Indeed, though the temperance movement in this country is usually associated with the 19th and early 20th centuries, we're still living under its influence, as it were. The colonial attitude toward alcohol was so fundamentally different from the modern one as to seem downright foreign. As Hirsch says, "Taverns were mandated in many towns in Massachusetts and Connecticut in the 1600s. A new settlement needed a tavern, [since] it was the center of community."
The origins of that 180-degree difference in perspective on drinking initially piqued Hirsch's interest in her subject. "New England can seem like quite a puritanical place to live," she says, "but people are more temperate here than they are everywhere else." It's not New England that's usually associated with binge drinking, she points out, suggesting that perhaps this region has a more sensible approach to drinking than others.

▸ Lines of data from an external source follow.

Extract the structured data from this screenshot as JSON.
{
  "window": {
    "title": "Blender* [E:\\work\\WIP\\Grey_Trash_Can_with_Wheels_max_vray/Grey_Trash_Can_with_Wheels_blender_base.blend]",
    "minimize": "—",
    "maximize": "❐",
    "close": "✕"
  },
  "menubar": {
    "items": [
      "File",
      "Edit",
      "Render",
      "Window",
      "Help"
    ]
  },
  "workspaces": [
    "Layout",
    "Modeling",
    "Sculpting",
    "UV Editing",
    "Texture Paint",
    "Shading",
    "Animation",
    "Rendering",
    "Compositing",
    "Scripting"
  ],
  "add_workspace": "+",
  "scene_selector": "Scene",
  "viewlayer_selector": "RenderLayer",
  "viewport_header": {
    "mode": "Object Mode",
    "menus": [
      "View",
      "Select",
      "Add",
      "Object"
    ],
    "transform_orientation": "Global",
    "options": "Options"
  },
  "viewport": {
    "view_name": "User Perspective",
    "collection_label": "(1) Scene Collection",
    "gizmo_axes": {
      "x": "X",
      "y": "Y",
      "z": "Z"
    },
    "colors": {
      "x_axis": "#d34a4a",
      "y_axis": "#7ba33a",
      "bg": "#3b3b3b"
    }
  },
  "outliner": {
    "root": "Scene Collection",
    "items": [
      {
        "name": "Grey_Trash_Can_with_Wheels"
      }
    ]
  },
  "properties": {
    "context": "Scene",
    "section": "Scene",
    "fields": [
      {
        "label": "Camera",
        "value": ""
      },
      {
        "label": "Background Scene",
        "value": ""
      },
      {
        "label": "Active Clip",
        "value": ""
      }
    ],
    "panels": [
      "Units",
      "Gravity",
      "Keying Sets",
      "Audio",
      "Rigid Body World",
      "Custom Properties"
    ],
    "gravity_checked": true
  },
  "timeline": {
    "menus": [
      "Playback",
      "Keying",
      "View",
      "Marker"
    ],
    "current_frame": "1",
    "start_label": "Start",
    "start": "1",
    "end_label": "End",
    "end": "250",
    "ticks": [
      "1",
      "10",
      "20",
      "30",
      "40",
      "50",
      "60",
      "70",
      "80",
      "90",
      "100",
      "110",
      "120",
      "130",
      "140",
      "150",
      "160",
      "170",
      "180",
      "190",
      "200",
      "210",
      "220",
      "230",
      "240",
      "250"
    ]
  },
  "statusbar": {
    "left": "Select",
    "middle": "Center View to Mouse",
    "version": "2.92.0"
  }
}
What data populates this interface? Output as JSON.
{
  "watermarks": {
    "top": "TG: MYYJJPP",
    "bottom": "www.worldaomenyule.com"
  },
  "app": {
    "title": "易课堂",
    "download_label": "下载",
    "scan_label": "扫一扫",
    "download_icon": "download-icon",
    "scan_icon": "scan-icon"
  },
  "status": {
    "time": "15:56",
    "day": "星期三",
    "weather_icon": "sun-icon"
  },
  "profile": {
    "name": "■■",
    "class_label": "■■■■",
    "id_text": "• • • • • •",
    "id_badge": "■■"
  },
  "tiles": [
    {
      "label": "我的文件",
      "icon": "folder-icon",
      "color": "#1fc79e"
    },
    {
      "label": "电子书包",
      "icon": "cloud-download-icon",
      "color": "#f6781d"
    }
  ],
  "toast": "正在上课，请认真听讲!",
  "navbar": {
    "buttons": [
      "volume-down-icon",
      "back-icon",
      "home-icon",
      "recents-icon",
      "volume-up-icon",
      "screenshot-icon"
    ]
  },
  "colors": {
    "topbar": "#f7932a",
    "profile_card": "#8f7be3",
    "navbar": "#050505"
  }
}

Forgotten Drinks of Colonial New England is spiced with plenty of recipes, an inclusion that enlivens and bolsters its historical argument. Hirsch offers instructions for making such colonial draughts as the Rattle-Skull (a potent combination of seasoned porter, rum, brandy and sherry); Calibogus (a mix of dark rum and spruce beer) and a variety of drinks called flips.
These last have become particular favorites of Hirsch's; she calls the flip a "smooth, warming drink," surely the reason that it appeared on the menu at every tavern in colonial New England. Though its ingredients varied, a flip usually combined ale, rum, spices, cream and egg whites, and was whipped into a dramatic froth by the insertion of a red-hot poker in the flagon that held it. (Now, when given a mixological assignment by friends, Hirsch loves adding egg whites to cocktails. "It adds a silkiness to a drink," she says.)
With research and sometimes-unpleasant experimentation, Hirsch updated many historical drink recipes for the modern palate. In so doing, she found herself impressed by
the simplicity and straightforwardness of some of the nearly forgotten beverages, even if some were a little rough.
"[Modern] drinks are getting simpler and simpler," Hirsch points out. "There are still a lot of really complicated, layered drinks out there, and they can be a pleasure to drink, but there's something quite beautiful about a drink with only three or four components."
Besides providing recipes for the adventurous, historically inclined home bartender, Forgotten Drinks of Colonial New England explores the many ways in which drinking is deeply connected with New England culture. Sure, colonists drank for enjoyment, but they also drank for nutrition (hence the eggs and citrus fruits in many favored beverages) and for the conviviality the practice offered. The production and selling of alcoholic beverages was a fixture of the local economy, as lucrative then as it is now.
Hirsch finds that the colonial fondness for such drinks as hard cider — once the de facto regional beverage and now experiencing a revival — speaks to the New England temperament. "They were harnessing the landscape to the best of their abilities," she says. "They were trying to forge new lives in a very harsh new place ... These people carved out ways to commune with one another, enjoy themselves and nourish themselves using a landscape that was mostly unfamiliar when they first arrived. That's still a key part of the Yankee personality."
The original print version of this article was headlined "Flips, Grogs and Rattle-Skulls"